AT 10am on Friday, as the first tie in the World Cup Sevens kicks off,

it is expected that hundreds of people in a little Baltic country will

join together in the cry: ''Allez Latvia.'' The team who will open the

tournament against the mighty Fiji, and who are ranked No.24 in the

field of 24, will be bursting with national pride.

''For us this will be a very special moment,'' declared Andris Ozols,

president of the Latvian Rugby Federation. ''Our country has, since

independence in 1918, been occupied by the Russians, the Germans, and

the Soviets again. Playing rugby on the international stage is a way of

us stating our own identity.''

There is an ironic twist to the tale of Latvian rugby. It was in 1960

that a Latvian student, home on vacation from Moscow University,

appealed on the radio for potential players to come to a training

session; Mr Ozols was one of those who answered the call.

In the early days the away games were mainly within the Soviet Union.

VEF, the leading Latvian club side, competed in the USSR second
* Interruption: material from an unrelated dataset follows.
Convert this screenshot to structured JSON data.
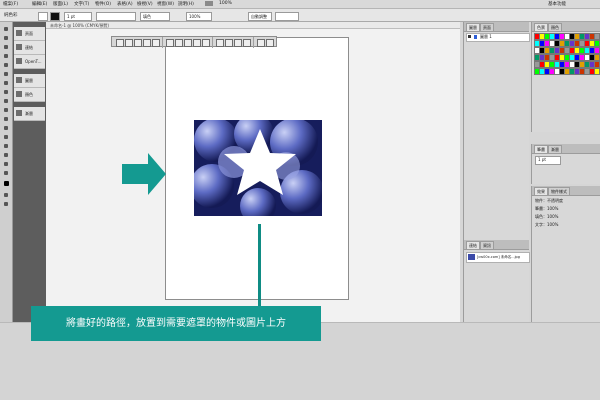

Only when the Soviet empire collapsed was Latvian rugby able to strike

out on its own. To qualify for the Murrayfield sevens, however, the new

kids on the block had to beat Russia, Georgia, and Lithuania in a

preliminary tournament in Moscow.

''Russia were strong favourites,'' Ozols told me. ''We had played only

in one major sevens tournament, the Midnight Sun event in Finland three

years ago; I remember the final took place in blazing light at 12

o'clock at night.''

Latvia beat Georgia and the Russians, the Lithuanians setting up the

decider. After having been behind twice, Latvia came through 12-10, with

captain Vladimirs Nikonovs, a tailor to trade, kicking the conversion

that ensures his place in the Hall of Fame.

Today there are nine clubs and 900 players in Latvia, nothing compared

to those participating in basketball or volleyball, but a growing

interest just the same.

Before the team left for Edinburgh they were received by the state

President, and the Minister of Education's message was: ''Rugby is a

good sport for building the character. The success of our national team

will lead more of our young people to the game to learn agility, great

endurance, and a strong striving to common goals and excellence.''

Sounds like a politician, all right.

The vice-president of the rugby federation, Maris Smits, put it

better: ''This is not just a tournament to us. It is a feast.''

They are a likable lot, the Latvians. Others may complain about the

weather -- they think it is great. They window-shop with intensity.

''Do you have any chance of winning a single game,'' I asked manager

Uldis Bautris? ''It is a bad soldier who does not want to be a

colonel,'' he replied, with a broad smile.

Yes, allez Latvia.

* MINNOWS 2. If you fancy the mug's double of all time, you could

couple Latvia with the Republic of China, otherwise known as Taiwan.

Their manager is Jason Lin, a PE teacher, who told me he had taken up

rugby when he was 15.

Students, returning from Japan in this instance, introduced the game

and there are now around 1000 Taiwan players. Like most of the Asian

sides they suffer from a lack of beef and inches -- winger Kuo-Cheng

Hwang may, as his manager declares, be very fast but, at just tipping 10

stones, he had better be.

But the Taiwanese are not novices; they have reached the semi-final of

the Hong Kong plate tournament and the final of the bowl in their time.

''Realistically, our best chance must come in the ties against

Argentina and Italy. Scotland and Australia will be too strong for us,''

insisted Lin. Ah, they all say that.

Rugby comes a long way behind baseball and basketball in Taiwan, but

the manager believes television coverage could bring about a big

increase in his numbers.

''When China takes over in Hong Kong, who knows what will happen?''

Who indeed, but Lin is one of the coaches going to spread the gospel of

the handling code in Peking this summer.

* THE Not-Too-Pleased Team of the Tournament . . . so far! Korea, or

as many of us know them, South Korea.

They were presented with splendid new track-suits for the tournament,

complete with Korean flag . . . only it was the North Korean flag.